Throughout history, ransom letters have been used to extort cash, often from wealthy families, well-known entrepreneurs, celebrities, or political leaders. Most of these kidnapping notes were just the beginning of a series of events that would usually lead to the slaying of the abductee, and in some cases, the execution of the abductor. Kidnapping victims rarely make it away from their captors. Ransom notes can vary from long letters or postcards to the juxtaposed typography usually associated with the medium.
Criminals have been employing ransom notes dating back to the Middle Ages. Children are often the target, as they can be easier to abduct than adults. The first known American kidnapping accompanied with a ransom note took place in 1874, and kidnapping continues to be one of the most common offenses in the US.
In 1973, nine members of the Calabrian Mafia abducted John Paul Getty III - the grandson of an oil tycoon. Getty, 16, was on holiday in Rome when the Mafia took him to a mountain hideaway. Shortly afterward, Getty's family received a ransom note asking for $17 million. Getty's grandfather refused to pay the ransom, so the next letter they received came with one of Getty's ears and the threat:
This is Paul's ear. If we don't get some money within 10 days, then the other ear will arrive. In other words, he will arrive in little bits.
Getty's family reluctantly paid the decreased ransom, and their son was safely returned. Italian authorities convicted two of the kidnappers, but the rest of the men involved were acquitted.
William Edward Hickman, 19, abducted 12-year-old Marion Parker from her Los Angeles school in 1927. After the abduction, Hickman began sending letters to her father demanding to be paid in gold certificates. He signed them as "FOX-FATE." One letter read: "Your daughter's life hangs by a thread and I have a Gillette ready and able to handle the situation."
After changing meeting places multiple times, the "Fox" and Marion's father finally met on a street corner, where Marion's father could see his daughter sitting in the passenger seat of the kidnapper's car concealed up to her neck by clothing and unable to move. Once her father handed over the ransom, Marion's body was thrown out of the car and a coroner later testified that she'd been dead for 12 hours. The courts hung Hickman for his offenses in 1928.

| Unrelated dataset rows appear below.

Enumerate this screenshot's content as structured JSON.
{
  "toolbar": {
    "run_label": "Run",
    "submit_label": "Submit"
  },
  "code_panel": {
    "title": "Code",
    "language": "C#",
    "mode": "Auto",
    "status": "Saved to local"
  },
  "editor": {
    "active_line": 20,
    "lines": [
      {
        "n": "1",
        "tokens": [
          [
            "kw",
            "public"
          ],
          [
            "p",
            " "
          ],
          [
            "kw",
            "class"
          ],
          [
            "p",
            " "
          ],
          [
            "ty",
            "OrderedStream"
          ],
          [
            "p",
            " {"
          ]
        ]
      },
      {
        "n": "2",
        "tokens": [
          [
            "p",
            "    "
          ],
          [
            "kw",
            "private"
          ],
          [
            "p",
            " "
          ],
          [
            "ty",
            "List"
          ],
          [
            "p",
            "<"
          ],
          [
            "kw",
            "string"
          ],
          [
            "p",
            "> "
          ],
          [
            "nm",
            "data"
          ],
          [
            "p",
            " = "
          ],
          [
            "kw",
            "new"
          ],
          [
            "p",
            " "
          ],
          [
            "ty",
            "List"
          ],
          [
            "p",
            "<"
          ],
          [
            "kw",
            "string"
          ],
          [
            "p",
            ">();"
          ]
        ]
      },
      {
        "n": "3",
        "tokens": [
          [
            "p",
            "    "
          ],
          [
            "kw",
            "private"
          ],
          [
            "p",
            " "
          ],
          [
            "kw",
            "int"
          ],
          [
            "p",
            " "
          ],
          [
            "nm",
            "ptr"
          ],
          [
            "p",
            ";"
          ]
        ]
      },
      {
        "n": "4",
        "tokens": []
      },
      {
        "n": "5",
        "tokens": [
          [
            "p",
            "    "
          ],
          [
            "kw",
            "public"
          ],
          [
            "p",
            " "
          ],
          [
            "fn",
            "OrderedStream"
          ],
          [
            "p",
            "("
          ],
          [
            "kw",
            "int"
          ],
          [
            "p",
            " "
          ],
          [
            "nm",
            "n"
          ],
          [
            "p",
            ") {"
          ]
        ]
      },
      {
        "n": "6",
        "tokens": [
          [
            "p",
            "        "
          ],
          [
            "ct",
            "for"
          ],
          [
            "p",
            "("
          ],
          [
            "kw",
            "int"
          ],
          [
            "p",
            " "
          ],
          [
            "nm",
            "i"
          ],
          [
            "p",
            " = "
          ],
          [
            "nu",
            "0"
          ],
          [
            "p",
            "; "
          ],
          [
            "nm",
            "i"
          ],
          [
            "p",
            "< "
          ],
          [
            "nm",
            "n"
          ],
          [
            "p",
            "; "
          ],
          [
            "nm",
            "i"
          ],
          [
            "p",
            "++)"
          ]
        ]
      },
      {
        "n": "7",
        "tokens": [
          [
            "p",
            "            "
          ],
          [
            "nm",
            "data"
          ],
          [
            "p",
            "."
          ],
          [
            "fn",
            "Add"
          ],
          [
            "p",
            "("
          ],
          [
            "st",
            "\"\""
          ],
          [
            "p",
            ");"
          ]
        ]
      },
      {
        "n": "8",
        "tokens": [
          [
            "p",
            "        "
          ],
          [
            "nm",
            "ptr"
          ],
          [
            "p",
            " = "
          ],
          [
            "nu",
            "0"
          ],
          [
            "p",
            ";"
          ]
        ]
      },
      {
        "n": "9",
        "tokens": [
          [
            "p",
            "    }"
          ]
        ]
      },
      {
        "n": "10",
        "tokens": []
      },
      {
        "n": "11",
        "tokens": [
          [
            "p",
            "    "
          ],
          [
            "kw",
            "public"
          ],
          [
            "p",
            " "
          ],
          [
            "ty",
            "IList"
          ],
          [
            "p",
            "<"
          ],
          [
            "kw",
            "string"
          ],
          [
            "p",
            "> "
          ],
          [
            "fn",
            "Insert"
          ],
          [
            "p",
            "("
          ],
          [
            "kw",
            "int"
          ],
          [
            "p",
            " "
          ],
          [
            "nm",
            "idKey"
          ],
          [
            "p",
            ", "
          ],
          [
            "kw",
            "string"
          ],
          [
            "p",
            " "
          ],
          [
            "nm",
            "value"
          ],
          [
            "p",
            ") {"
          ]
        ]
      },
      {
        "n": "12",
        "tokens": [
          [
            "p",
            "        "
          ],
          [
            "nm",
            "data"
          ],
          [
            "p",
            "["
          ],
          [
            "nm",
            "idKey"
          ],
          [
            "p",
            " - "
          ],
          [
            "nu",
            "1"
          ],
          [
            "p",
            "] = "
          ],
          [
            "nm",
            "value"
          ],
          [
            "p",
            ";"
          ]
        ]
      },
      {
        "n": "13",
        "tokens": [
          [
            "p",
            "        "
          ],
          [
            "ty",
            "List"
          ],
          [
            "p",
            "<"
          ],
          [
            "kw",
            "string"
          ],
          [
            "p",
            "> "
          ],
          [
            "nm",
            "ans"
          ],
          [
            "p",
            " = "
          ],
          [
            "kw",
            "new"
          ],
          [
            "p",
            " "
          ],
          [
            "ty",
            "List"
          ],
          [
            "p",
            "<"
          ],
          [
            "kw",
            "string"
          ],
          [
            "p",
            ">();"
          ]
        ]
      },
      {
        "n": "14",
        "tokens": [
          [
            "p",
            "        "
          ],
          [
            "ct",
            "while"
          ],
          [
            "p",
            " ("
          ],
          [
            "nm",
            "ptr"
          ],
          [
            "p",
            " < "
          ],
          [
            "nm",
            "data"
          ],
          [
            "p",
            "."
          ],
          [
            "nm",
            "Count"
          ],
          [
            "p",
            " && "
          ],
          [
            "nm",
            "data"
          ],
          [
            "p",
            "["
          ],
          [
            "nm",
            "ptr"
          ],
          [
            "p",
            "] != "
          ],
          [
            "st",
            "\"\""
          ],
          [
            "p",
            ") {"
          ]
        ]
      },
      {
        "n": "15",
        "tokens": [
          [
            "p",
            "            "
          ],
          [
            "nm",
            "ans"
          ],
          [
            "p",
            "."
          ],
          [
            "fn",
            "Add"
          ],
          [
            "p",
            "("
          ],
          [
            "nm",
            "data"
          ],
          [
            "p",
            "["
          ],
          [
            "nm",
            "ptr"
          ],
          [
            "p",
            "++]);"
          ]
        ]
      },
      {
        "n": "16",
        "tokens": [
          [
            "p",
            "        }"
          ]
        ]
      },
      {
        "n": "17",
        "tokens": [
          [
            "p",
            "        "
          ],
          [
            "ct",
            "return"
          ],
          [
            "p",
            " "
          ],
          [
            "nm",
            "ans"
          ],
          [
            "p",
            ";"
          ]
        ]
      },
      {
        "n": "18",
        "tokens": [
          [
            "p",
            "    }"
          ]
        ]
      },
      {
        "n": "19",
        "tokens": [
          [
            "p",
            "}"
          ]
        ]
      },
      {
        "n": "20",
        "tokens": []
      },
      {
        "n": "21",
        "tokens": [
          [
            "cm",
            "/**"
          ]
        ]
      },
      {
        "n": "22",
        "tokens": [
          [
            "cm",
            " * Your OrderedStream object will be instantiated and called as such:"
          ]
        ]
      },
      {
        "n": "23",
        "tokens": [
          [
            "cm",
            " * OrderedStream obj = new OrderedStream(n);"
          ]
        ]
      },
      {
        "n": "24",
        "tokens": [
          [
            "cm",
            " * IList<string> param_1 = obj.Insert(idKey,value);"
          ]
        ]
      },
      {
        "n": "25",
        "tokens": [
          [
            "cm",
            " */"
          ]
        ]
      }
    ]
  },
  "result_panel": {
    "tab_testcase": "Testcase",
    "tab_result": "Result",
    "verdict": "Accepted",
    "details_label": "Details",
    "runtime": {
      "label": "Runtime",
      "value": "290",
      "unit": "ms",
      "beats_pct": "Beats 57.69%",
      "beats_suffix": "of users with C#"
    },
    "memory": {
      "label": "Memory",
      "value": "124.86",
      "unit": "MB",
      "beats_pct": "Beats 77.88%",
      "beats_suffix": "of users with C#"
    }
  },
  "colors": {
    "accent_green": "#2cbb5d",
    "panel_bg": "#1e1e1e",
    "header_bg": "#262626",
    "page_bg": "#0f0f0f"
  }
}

In September 1934, 6-year-old Dorothy Ann Distelhurst left kindergarten and began walking the three blocks to her Nashville home, but she never made it. A few days after her disappearance went public, a postcard showed up at her family home that threatened to burn the girl's eyes out with acid if her father didn't pay the exorbitant fee of $175,000.
More letters and postcards arrived from all over the country demanding ransoms. Even though the police told her father that the messages were all likely hoaxes, he still flew to New York and attempted to pay $5,000 to a man who claimed to have his daughter. It was later found that man had never even been to Nashville.
About a month after the postcard incident, Dorothy's body was found in a shallow grave. An unknown assailant had bashed her head in with a hammer and used acid to burn off her face.
In 1934, an unknown man abducted 6-year-old June Robles - daughter of Fernando Robles, the owner of the Robles Electric Company - outside of her school in Tucson. After the kidnapping, the man paid a young boy 25 cents to deliver a note to Fernando demanding $15,000 for June's safe return. The mystery man only referred to himself as "Z" and instructed Fernando not to speak with the police.
After a lot of back and forth, "Z" cut contact with Fernando. Then the Governor of Arizona received a postcard mailed from Chicago that gave him instructions as to where June was being kept in the desert. It took highway patrolmen two hours to find June, who was locked in a small metal cage and buried under some shrubbery. She was alive and unharmed.